Sub-headline: Head of Italy’s Five Star movement urges demonstrators to emulate his party’s success
This seems to reify the link between Italian Neo-Fascism and the gilets jaunes! The motto of the Financial Times is never let an opportunity go to waste, in the search for the defence of the fantasy of the Post -War Liberal Order, as the definitional point, that provides both historical meaning to the politics of the present, and the fact that this construct is under threat from the forces of extremist anarchy, defined as without foundation.
The bad actors of Populism in Mr. Rachman’s history made to measure: Trump, Bolsonaro, Salvini, Alves, Elizabeth Warren, Bernie Sanders Alexandria Ocasio-Cortez, Jeremy Corbyn, López Obrador, and even the ghost of Hugo Chávez. With the added mention, of dull-witted enarque Emmanuel Macron, who makes an appearance to complete the attempt to construct an historical verisimilitude.
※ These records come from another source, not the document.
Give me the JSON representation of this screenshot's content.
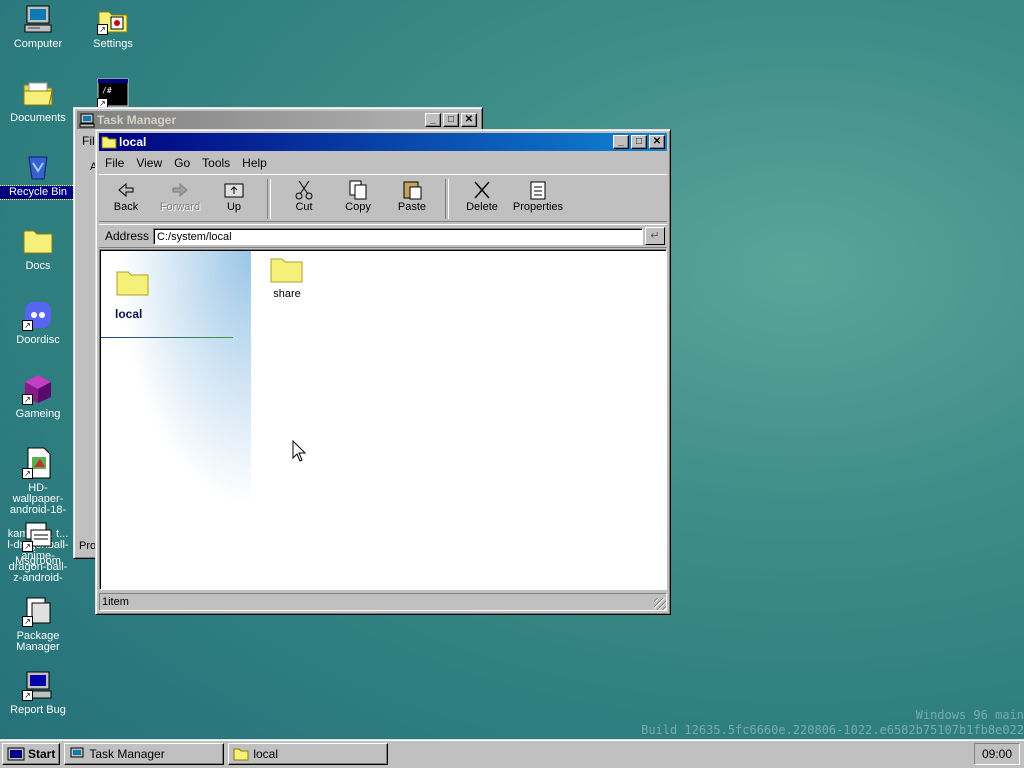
{
  "desktop": {
    "icons": {
      "computer": "Computer",
      "settings": "Settings",
      "documents": "Documents",
      "recycle": "Recycle Bin",
      "docs": "Docs",
      "doordisc": "Doordisc",
      "gameing": "Gameing",
      "wallpaper": "HD-wallpaper-android-18-",
      "kamehameha": "kam...e... t... l-dragonball-anime-dragon-ball-z-android-",
      "msgroom": "Msgroom",
      "package": "Package Manager",
      "report": "Report Bug"
    },
    "watermark_line1": "Windows 96 main",
    "watermark_line2": "Build 12635.5fc6660e.220806-1022.e6582b75107b1fb8e022"
  },
  "task_manager": {
    "title": "Task Manager",
    "menu_partial": "File",
    "left_partial_a": "A",
    "left_partial_pro": "Pro"
  },
  "explorer": {
    "title": "local",
    "menu": [
      "File",
      "View",
      "Go",
      "Tools",
      "Help"
    ],
    "toolbar": {
      "back": "Back",
      "forward": "Forward",
      "up": "Up",
      "cut": "Cut",
      "copy": "Copy",
      "paste": "Paste",
      "delete": "Delete",
      "properties": "Properties"
    },
    "address_label": "Address",
    "address_value": "C:/system/local",
    "side_title": "local",
    "items": [
      {
        "name": "share"
      }
    ],
    "status": "1item"
  },
  "taskbar": {
    "start": "Start",
    "buttons": [
      "Task Manager",
      "local"
    ],
    "clock": "09:00"
  },
  "colors": {
    "desktop": "#2f7f80",
    "title_active": "#000080",
    "folder": "#f5f07a"
  }
}
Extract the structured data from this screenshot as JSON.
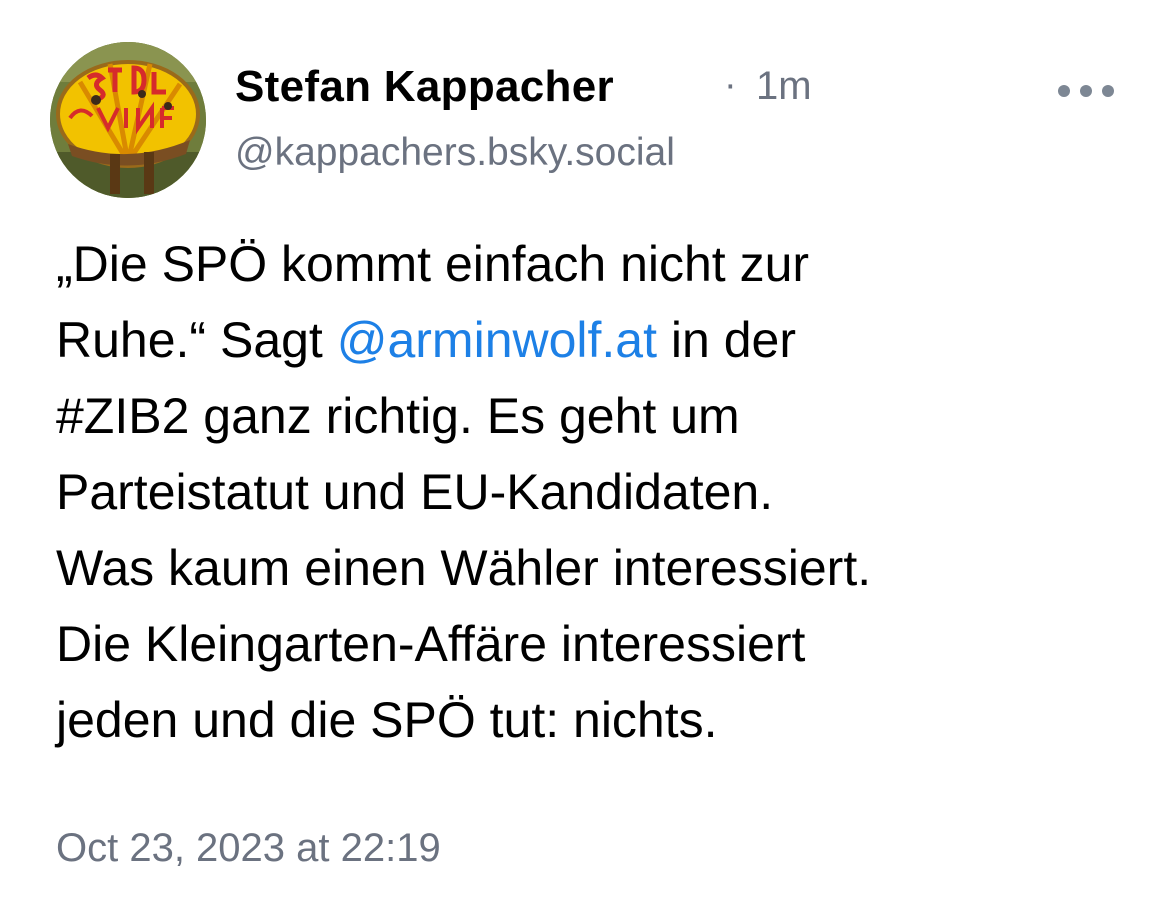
{
  "post": {
    "author": {
      "display_name": "Stefan Kappacher",
      "handle": "@kappachers.bsky.social"
    },
    "meta_separator": "·",
    "time_ago": "1m",
    "more_icon": "ellipsis-icon",
    "text_lines": {
      "line1": "„Die SPÖ kommt einfach nicht zur",
      "line2_before": "Ruhe.“ Sagt ",
      "line2_mention": "@arminwolf.at",
      "line2_after": " in der",
      "line3": "#ZIB2 ganz richtig. Es geht um",
      "line4": "Parteistatut und EU-Kandidaten.",
      "line5": "Was kaum einen Wähler interessiert.",
      "line6": "Die Kleingarten-Affäre interessiert",
      "line7": "jeden und die SPÖ tut: nichts."
    },
    "timestamp": "Oct 23, 2023 at 22:19",
    "colors": {
      "mention": "#1d80e6",
      "secondary_text": "#6b7280",
      "text": "#000000",
      "background": "#ffffff"
    }
  }
}
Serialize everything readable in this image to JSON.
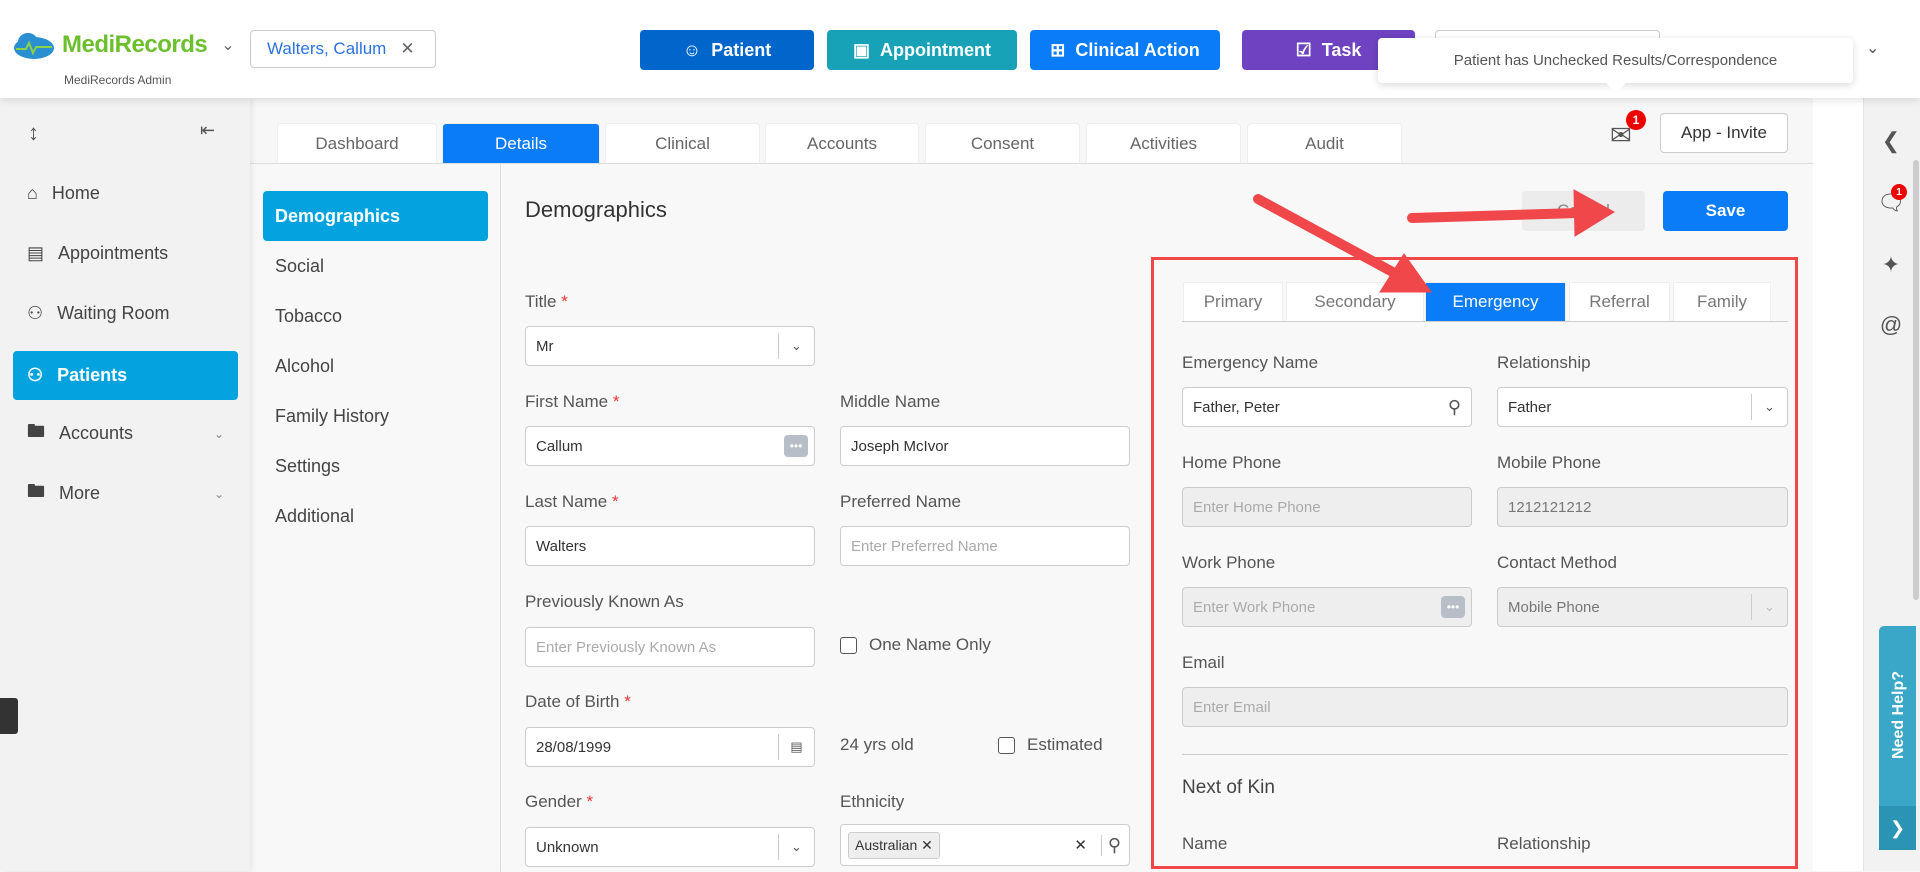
{
  "header": {
    "brand": "MediRecords",
    "subtitle": "MediRecords Admin",
    "patient_chip": "Walters, Callum",
    "buttons": [
      {
        "label": "Patient",
        "color": "#0066cc"
      },
      {
        "label": "Appointment",
        "color": "#17a2b8"
      },
      {
        "label": "Clinical Action",
        "color": "#0a7cf7"
      },
      {
        "label": "Task",
        "color": "#6f42c1"
      }
    ],
    "tooltip": "Patient has Unchecked Results/Correspondence"
  },
  "sidebar": {
    "items": [
      {
        "label": "Home"
      },
      {
        "label": "Appointments"
      },
      {
        "label": "Waiting Room"
      },
      {
        "label": "Patients"
      },
      {
        "label": "Accounts"
      },
      {
        "label": "More"
      }
    ]
  },
  "tabs": [
    "Dashboard",
    "Details",
    "Clinical",
    "Accounts",
    "Consent",
    "Activities",
    "Audit"
  ],
  "mail_badge": "1",
  "app_invite": "App - Invite",
  "subnav": [
    "Demographics",
    "Social",
    "Tobacco",
    "Alcohol",
    "Family History",
    "Settings",
    "Additional"
  ],
  "form": {
    "heading": "Demographics",
    "cancel": "Cancel",
    "save": "Save",
    "title_label": "Title",
    "title_value": "Mr",
    "first_name_label": "First Name",
    "first_name": "Callum",
    "middle_name_label": "Middle Name",
    "middle_name": "Joseph McIvor",
    "last_name_label": "Last Name",
    "last_name": "Walters",
    "preferred_label": "Preferred Name",
    "preferred_ph": "Enter Preferred Name",
    "pka_label": "Previously Known As",
    "pka_ph": "Enter Previously Known As",
    "one_name": "One Name Only",
    "dob_label": "Date of Birth",
    "dob": "28/08/1999",
    "age": "24 yrs old",
    "estimated": "Estimated",
    "gender_label": "Gender",
    "gender": "Unknown",
    "ethnicity_label": "Ethnicity",
    "ethnicity_tag": "Australian",
    "req": "*"
  },
  "contact": {
    "tabs": [
      "Primary",
      "Secondary",
      "Emergency",
      "Referral",
      "Family"
    ],
    "em_name_label": "Emergency Name",
    "em_name": "Father, Peter",
    "rel_label": "Relationship",
    "rel": "Father",
    "home_label": "Home Phone",
    "home_ph": "Enter Home Phone",
    "mobile_label": "Mobile Phone",
    "mobile": "1212121212",
    "work_label": "Work Phone",
    "work_ph": "Enter Work Phone",
    "method_label": "Contact Method",
    "method": "Mobile Phone",
    "email_label": "Email",
    "email_ph": "Enter Email",
    "nok": "Next of Kin",
    "nok_name": "Name",
    "nok_rel": "Relationship"
  },
  "right": {
    "chat_badge": "1",
    "help": "Need Help?"
  }
}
As Goya said ‘the sleep of reason bring forth monsters’ : define that slumber as precipitated by the collapse of the Neo-Liberal Swindle, and the reawakening of political activism on the fringes of the politics of that ‘Center’ : Mr. Rachman defends as an indispensable part of that Post-War Centrist Myth. Think of Lippmann’s enthusiasm for ‘The Expert’, the precursor of the rule by Technocrats, as the bulwark against too much Democracy. And of the Technocrat Supreme Jean Monnet the mastermind of the Common Market, a coal and steel cartel, that remained a cartel with the window dressing of Federalism.